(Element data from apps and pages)
+---+

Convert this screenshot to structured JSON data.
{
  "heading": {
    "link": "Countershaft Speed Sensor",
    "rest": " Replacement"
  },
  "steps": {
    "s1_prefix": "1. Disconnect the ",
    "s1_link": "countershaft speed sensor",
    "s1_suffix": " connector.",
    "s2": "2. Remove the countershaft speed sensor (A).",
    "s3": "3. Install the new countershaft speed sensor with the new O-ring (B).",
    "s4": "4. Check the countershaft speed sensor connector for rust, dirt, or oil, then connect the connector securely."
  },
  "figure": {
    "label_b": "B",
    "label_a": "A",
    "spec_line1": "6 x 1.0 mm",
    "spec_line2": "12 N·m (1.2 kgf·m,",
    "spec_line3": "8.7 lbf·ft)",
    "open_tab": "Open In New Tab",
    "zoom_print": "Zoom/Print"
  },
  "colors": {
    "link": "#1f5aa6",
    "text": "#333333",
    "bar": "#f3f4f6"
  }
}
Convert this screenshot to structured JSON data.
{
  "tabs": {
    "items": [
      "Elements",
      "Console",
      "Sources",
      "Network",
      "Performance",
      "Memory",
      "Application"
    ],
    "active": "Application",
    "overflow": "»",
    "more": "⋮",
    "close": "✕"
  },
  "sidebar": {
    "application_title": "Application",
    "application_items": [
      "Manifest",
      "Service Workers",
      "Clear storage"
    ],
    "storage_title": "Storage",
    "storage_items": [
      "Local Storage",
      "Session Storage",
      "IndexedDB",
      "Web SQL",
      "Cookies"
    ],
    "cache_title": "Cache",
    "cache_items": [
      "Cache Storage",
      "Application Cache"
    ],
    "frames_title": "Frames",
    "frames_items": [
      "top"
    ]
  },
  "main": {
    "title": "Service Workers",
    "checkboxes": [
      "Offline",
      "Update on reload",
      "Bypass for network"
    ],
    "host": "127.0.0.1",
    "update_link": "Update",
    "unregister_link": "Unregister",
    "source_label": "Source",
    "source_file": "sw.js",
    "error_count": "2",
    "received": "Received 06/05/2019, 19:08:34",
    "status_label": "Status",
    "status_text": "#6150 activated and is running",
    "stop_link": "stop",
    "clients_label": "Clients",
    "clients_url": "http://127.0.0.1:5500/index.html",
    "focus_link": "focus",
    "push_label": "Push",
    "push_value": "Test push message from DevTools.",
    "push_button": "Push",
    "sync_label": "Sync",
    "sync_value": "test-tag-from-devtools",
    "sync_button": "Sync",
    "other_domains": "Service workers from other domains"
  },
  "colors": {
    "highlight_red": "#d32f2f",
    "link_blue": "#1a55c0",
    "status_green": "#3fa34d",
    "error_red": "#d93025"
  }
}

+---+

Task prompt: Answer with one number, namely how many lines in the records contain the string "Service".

Task output: 3